DATA TO EXAMINE —
>>>>>
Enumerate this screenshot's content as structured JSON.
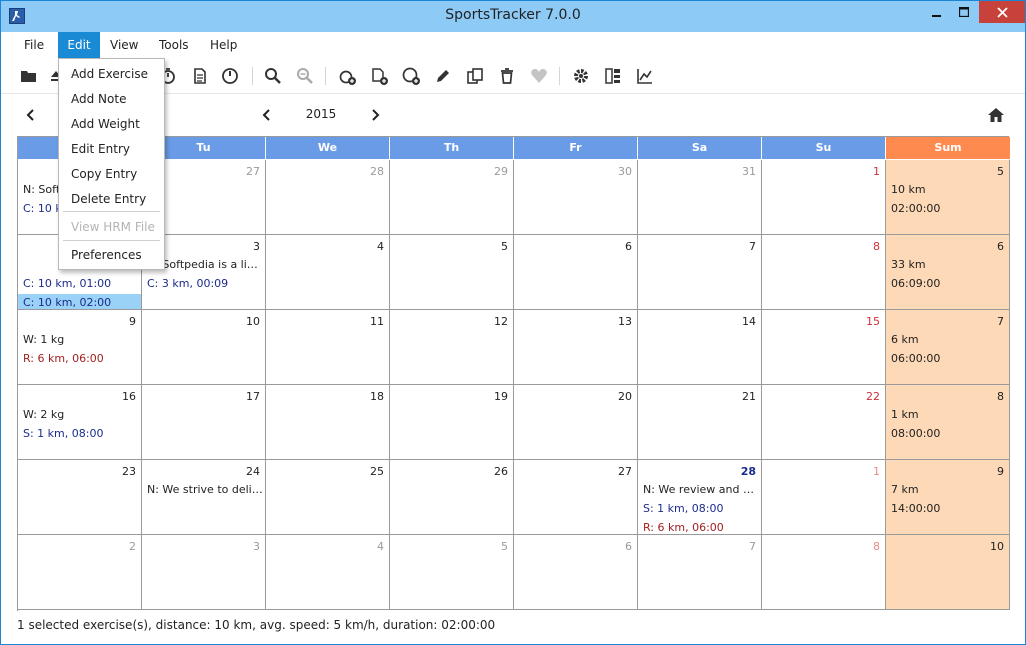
{
  "window": {
    "title": "SportsTracker 7.0.0"
  },
  "menubar": {
    "items": [
      "File",
      "Edit",
      "View",
      "Tools",
      "Help"
    ],
    "active": "Edit"
  },
  "edit_menu": {
    "items": [
      {
        "label": "Add Exercise",
        "enabled": true
      },
      {
        "label": "Add Note",
        "enabled": true
      },
      {
        "label": "Add Weight",
        "enabled": true
      },
      {
        "label": "Edit Entry",
        "enabled": true
      },
      {
        "label": "Copy Entry",
        "enabled": true
      },
      {
        "label": "Delete Entry",
        "enabled": true
      },
      {
        "label": "View HRM File",
        "enabled": false
      },
      {
        "label": "Preferences",
        "enabled": true
      }
    ]
  },
  "toolbar": {
    "icons": [
      "open-folder-icon",
      "eject-icon",
      "stopwatch-icon",
      "document-icon",
      "speedometer-icon",
      "zoom-in-icon",
      "zoom-out-icon",
      "add-exercise-icon",
      "add-note-icon",
      "add-weight-icon",
      "edit-icon",
      "copy-icon",
      "delete-icon",
      "heart-icon",
      "settings-icon",
      "overview-icon",
      "statistics-icon"
    ]
  },
  "navigation": {
    "year": "2015"
  },
  "calendar": {
    "headers": [
      "Mo",
      "Tu",
      "We",
      "Th",
      "Fr",
      "Sa",
      "Su",
      "Sum"
    ],
    "weeks": [
      {
        "days": [
          {
            "date": "",
            "style": "normal",
            "entries": [
              {
                "text": "N: Softpedia is a library",
                "kind": "note"
              },
              {
                "text": "C: 10 km, 01:00",
                "kind": "cycling"
              }
            ]
          },
          {
            "date": "27",
            "style": "other",
            "entries": []
          },
          {
            "date": "28",
            "style": "other",
            "entries": []
          },
          {
            "date": "29",
            "style": "other",
            "entries": []
          },
          {
            "date": "30",
            "style": "other",
            "entries": []
          },
          {
            "date": "31",
            "style": "other",
            "entries": []
          },
          {
            "date": "1",
            "style": "sunday",
            "entries": []
          }
        ],
        "sum": {
          "week": "5",
          "lines": [
            "10 km",
            "02:00:00"
          ]
        }
      },
      {
        "days": [
          {
            "date": "",
            "style": "normal",
            "entries": [
              {
                "text": "",
                "kind": "blank"
              },
              {
                "text": "C: 10 km, 01:00",
                "kind": "cycling"
              },
              {
                "text": "C: 10 km, 02:00",
                "kind": "cycling",
                "selected": true
              },
              {
                "text": "C: 10 km, 02:00",
                "kind": "cycling"
              }
            ]
          },
          {
            "date": "3",
            "style": "normal",
            "entries": [
              {
                "text": "N: Softpedia is a library of software",
                "kind": "note"
              },
              {
                "text": "C: 3 km, 00:09",
                "kind": "cycling"
              }
            ]
          },
          {
            "date": "4",
            "style": "normal",
            "entries": []
          },
          {
            "date": "5",
            "style": "normal",
            "entries": []
          },
          {
            "date": "6",
            "style": "normal",
            "entries": []
          },
          {
            "date": "7",
            "style": "normal",
            "entries": []
          },
          {
            "date": "8",
            "style": "sunday",
            "entries": []
          }
        ],
        "sum": {
          "week": "6",
          "lines": [
            "33 km",
            "06:09:00"
          ]
        }
      },
      {
        "days": [
          {
            "date": "9",
            "style": "normal",
            "entries": [
              {
                "text": "W: 1 kg",
                "kind": "weight"
              },
              {
                "text": "R: 6 km, 06:00",
                "kind": "running"
              }
            ]
          },
          {
            "date": "10",
            "style": "normal",
            "entries": []
          },
          {
            "date": "11",
            "style": "normal",
            "entries": []
          },
          {
            "date": "12",
            "style": "normal",
            "entries": []
          },
          {
            "date": "13",
            "style": "normal",
            "entries": []
          },
          {
            "date": "14",
            "style": "normal",
            "entries": []
          },
          {
            "date": "15",
            "style": "sunday",
            "entries": []
          }
        ],
        "sum": {
          "week": "7",
          "lines": [
            "6 km",
            "06:00:00"
          ]
        }
      },
      {
        "days": [
          {
            "date": "16",
            "style": "normal",
            "entries": [
              {
                "text": "W: 2 kg",
                "kind": "weight"
              },
              {
                "text": "S: 1 km, 08:00",
                "kind": "swimming"
              }
            ]
          },
          {
            "date": "17",
            "style": "normal",
            "entries": []
          },
          {
            "date": "18",
            "style": "normal",
            "entries": []
          },
          {
            "date": "19",
            "style": "normal",
            "entries": []
          },
          {
            "date": "20",
            "style": "normal",
            "entries": []
          },
          {
            "date": "21",
            "style": "normal",
            "entries": []
          },
          {
            "date": "22",
            "style": "sunday",
            "entries": []
          }
        ],
        "sum": {
          "week": "8",
          "lines": [
            "1 km",
            "08:00:00"
          ]
        }
      },
      {
        "days": [
          {
            "date": "23",
            "style": "normal",
            "entries": []
          },
          {
            "date": "24",
            "style": "normal",
            "entries": [
              {
                "text": "N: We strive to deliver the best",
                "kind": "note"
              }
            ]
          },
          {
            "date": "25",
            "style": "normal",
            "entries": []
          },
          {
            "date": "26",
            "style": "normal",
            "entries": []
          },
          {
            "date": "27",
            "style": "normal",
            "entries": []
          },
          {
            "date": "28",
            "style": "today",
            "entries": [
              {
                "text": "N: We review and categorize",
                "kind": "note"
              },
              {
                "text": "S: 1 km, 08:00",
                "kind": "swimming"
              },
              {
                "text": "R: 6 km, 06:00",
                "kind": "running"
              }
            ]
          },
          {
            "date": "1",
            "style": "sunday-other",
            "entries": []
          }
        ],
        "sum": {
          "week": "9",
          "lines": [
            "7 km",
            "14:00:00"
          ]
        }
      },
      {
        "days": [
          {
            "date": "2",
            "style": "other",
            "entries": []
          },
          {
            "date": "3",
            "style": "other",
            "entries": []
          },
          {
            "date": "4",
            "style": "other",
            "entries": []
          },
          {
            "date": "5",
            "style": "other",
            "entries": []
          },
          {
            "date": "6",
            "style": "other",
            "entries": []
          },
          {
            "date": "7",
            "style": "other",
            "entries": []
          },
          {
            "date": "8",
            "style": "sunday-other",
            "entries": []
          }
        ],
        "sum": {
          "week": "10",
          "lines": []
        }
      }
    ]
  },
  "statusbar": {
    "text": "1 selected exercise(s), distance: 10 km, avg. speed: 5 km/h, duration: 02:00:00"
  },
  "colors": {
    "titlebar": "#8ecaf6",
    "header_blue": "#6a9be6",
    "header_sum": "#ff8a50",
    "sum_cell": "#fdd9b8",
    "selected": "#99d1f7",
    "menu_active": "#1a8ad4"
  }
}
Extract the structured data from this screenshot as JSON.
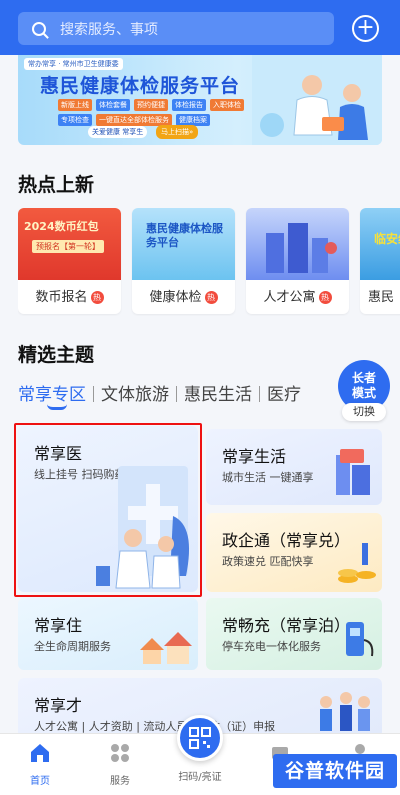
{
  "search": {
    "placeholder": "搜索服务、事项"
  },
  "banner": {
    "title": "惠民健康体检服务平台",
    "org": "常办常享 · 常州市卫生健康委",
    "tags": [
      "新版上线",
      "体检套餐",
      "预约便捷",
      "体检报告",
      "入职体检",
      "专项检查",
      "一键直达全部体检服务",
      "健康档案"
    ],
    "slogan": "关爱健康 常享生",
    "cta": "马上扫描»"
  },
  "hot": {
    "title": "热点上新",
    "badge": "热",
    "cards": [
      {
        "label": "数币报名",
        "img_text": "2024数币红包",
        "img_sub": "预报名【第一轮】",
        "color": "#e8483a"
      },
      {
        "label": "健康体检",
        "img_text": "惠民健康体检服务平台",
        "img_sub": "",
        "color": "#5fbcef"
      },
      {
        "label": "人才公寓",
        "img_text": "",
        "img_sub": "",
        "color": "#7d9bf0"
      },
      {
        "label": "惠民",
        "img_text": "临安纯玩",
        "img_sub": "",
        "color": "#4aa6e8"
      }
    ]
  },
  "themes": {
    "title": "精选主题",
    "tabs": [
      "常享专区",
      "文体旅游",
      "惠民生活",
      "医疗"
    ],
    "elder": {
      "line1": "长者",
      "line2": "模式",
      "switch": "切换"
    }
  },
  "cards": {
    "medical": {
      "title": "常享医",
      "sub": "线上挂号 扫码购药"
    },
    "life": {
      "title": "常享生活",
      "sub": "城市生活 一键通享"
    },
    "gov": {
      "title": "政企通（常享兑）",
      "sub": "政策速兑 匹配快享"
    },
    "housing": {
      "title": "常享住",
      "sub": "全生命周期服务"
    },
    "charging": {
      "title": "常畅充（常享泊）",
      "sub": "停车充电一体化服务"
    },
    "talent": {
      "title": "常享才",
      "sub": "人才公寓 | 人才资助 | 流动人员 | 居住（证）申报"
    }
  },
  "nav": {
    "home": "首页",
    "service": "服务",
    "scan": "扫码/亮证",
    "watermark": "谷普软件园"
  },
  "colors": {
    "primary": "#2e6cf0",
    "highlight": "#ee1111"
  }
}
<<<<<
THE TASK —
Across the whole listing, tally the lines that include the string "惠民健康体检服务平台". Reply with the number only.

ANSWER TO THIS TASK —
2